- _Data supplied_
━━━━

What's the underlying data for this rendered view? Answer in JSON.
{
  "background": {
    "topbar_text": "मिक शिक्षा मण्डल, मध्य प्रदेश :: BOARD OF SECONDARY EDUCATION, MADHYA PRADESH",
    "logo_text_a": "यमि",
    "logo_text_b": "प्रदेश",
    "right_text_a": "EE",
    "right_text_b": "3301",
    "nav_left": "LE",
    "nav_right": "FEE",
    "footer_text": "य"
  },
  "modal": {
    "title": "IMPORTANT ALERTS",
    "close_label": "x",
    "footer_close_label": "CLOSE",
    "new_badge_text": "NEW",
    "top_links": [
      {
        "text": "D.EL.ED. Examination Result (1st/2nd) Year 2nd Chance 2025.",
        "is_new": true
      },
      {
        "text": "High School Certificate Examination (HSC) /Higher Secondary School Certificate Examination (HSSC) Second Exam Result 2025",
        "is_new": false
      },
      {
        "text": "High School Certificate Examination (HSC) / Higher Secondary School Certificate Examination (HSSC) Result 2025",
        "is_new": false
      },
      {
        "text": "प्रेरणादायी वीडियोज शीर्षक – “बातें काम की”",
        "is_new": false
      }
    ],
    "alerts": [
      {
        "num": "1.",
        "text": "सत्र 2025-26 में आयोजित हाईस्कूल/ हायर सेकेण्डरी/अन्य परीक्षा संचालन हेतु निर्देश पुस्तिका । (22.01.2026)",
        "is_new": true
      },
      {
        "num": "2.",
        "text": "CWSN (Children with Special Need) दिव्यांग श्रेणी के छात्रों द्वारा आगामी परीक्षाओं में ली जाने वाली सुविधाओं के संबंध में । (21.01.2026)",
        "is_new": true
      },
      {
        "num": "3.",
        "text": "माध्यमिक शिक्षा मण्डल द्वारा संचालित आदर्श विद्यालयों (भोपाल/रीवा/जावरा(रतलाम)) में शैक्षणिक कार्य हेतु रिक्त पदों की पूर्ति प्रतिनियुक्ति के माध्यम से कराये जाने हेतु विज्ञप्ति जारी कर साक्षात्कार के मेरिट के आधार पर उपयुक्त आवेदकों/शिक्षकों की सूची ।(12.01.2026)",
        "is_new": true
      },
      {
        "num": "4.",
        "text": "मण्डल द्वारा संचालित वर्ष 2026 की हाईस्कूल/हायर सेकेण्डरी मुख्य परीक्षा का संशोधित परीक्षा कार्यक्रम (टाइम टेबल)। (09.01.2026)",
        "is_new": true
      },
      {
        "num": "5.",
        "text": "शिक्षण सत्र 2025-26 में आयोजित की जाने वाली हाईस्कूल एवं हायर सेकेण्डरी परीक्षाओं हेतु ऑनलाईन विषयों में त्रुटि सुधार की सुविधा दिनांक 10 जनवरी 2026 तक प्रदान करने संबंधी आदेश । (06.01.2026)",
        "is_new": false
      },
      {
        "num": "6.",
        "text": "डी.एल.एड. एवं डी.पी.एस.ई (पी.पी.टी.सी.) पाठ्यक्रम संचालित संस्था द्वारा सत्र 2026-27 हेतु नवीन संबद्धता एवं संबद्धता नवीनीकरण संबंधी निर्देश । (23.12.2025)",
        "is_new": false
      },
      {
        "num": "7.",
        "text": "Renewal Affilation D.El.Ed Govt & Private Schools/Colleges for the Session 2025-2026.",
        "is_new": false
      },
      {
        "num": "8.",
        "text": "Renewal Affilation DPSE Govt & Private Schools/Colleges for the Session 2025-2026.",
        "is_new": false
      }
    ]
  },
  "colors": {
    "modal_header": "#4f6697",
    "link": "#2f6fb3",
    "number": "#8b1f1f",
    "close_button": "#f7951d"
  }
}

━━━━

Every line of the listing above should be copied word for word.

What's the underlying data for this rendered view? Answer in JSON.
{
  "background": {
    "topbar_text": "मिक शिक्षा मण्डल, मध्य प्रदेश :: BOARD OF SECONDARY EDUCATION, MADHYA PRADESH",
    "logo_text_a": "यमि",
    "logo_text_b": "प्रदेश",
    "right_text_a": "EE",
    "right_text_b": "3301",
    "nav_left": "LE",
    "nav_right": "FEE",
    "footer_text": "य"
  },
  "modal": {
    "title": "IMPORTANT ALERTS",
    "close_label": "x",
    "footer_close_label": "CLOSE",
    "new_badge_text": "NEW",
    "top_links": [
      {
        "text": "D.EL.ED. Examination Result (1st/2nd) Year 2nd Chance 2025.",
        "is_new": true
      },
      {
        "text": "High School Certificate Examination (HSC) /Higher Secondary School Certificate Examination (HSSC) Second Exam Result 2025",
        "is_new": false
      },
      {
        "text": "High School Certificate Examination (HSC) / Higher Secondary School Certificate Examination (HSSC) Result 2025",
        "is_new": false
      },
      {
        "text": "प्रेरणादायी वीडियोज शीर्षक – “बातें काम की”",
        "is_new": false
      }
    ],
    "alerts": [
      {
        "num": "1.",
        "text": "सत्र 2025-26 में आयोजित हाईस्कूल/ हायर सेकेण्डरी/अन्य परीक्षा संचालन हेतु निर्देश पुस्तिका । (22.01.2026)",
        "is_new": true
      },
      {
        "num": "2.",
        "text": "CWSN (Children with Special Need) दिव्यांग श्रेणी के छात्रों द्वारा आगामी परीक्षाओं में ली जाने वाली सुविधाओं के संबंध में । (21.01.2026)",
        "is_new": true
      },
      {
        "num": "3.",
        "text": "माध्यमिक शिक्षा मण्डल द्वारा संचालित आदर्श विद्यालयों (भोपाल/रीवा/जावरा(रतलाम)) में शैक्षणिक कार्य हेतु रिक्त पदों की पूर्ति प्रतिनियुक्ति के माध्यम से कराये जाने हेतु विज्ञप्ति जारी कर साक्षात्कार के मेरिट के आधार पर उपयुक्त आवेदकों/शिक्षकों की सूची ।(12.01.2026)",
        "is_new": true
      },
      {
        "num": "4.",
        "text": "मण्डल द्वारा संचालित वर्ष 2026 की हाईस्कूल/हायर सेकेण्डरी मुख्य परीक्षा का संशोधित परीक्षा कार्यक्रम (टाइम टेबल)। (09.01.2026)",
        "is_new": true
      },
      {
        "num": "5.",
        "text": "शिक्षण सत्र 2025-26 में आयोजित की जाने वाली हाईस्कूल एवं हायर सेकेण्डरी परीक्षाओं हेतु ऑनलाईन विषयों में त्रुटि सुधार की सुविधा दिनांक 10 जनवरी 2026 तक प्रदान करने संबंधी आदेश । (06.01.2026)",
        "is_new": false
      },
      {
        "num": "6.",
        "text": "डी.एल.एड. एवं डी.पी.एस.ई (पी.पी.टी.सी.) पाठ्यक्रम संचालित संस्था द्वारा सत्र 2026-27 हेतु नवीन संबद्धता एवं संबद्धता नवीनीकरण संबंधी निर्देश । (23.12.2025)",
        "is_new": false
      },
      {
        "num": "7.",
        "text": "Renewal Affilation D.El.Ed Govt & Private Schools/Colleges for the Session 2025-2026.",
        "is_new": false
      },
      {
        "num": "8.",
        "text": "Renewal Affilation DPSE Govt & Private Schools/Colleges for the Session 2025-2026.",
        "is_new": false
      }
    ]
  },
  "colors": {
    "modal_header": "#4f6697",
    "link": "#2f6fb3",
    "number": "#8b1f1f",
    "close_button": "#f7951d"
  }
}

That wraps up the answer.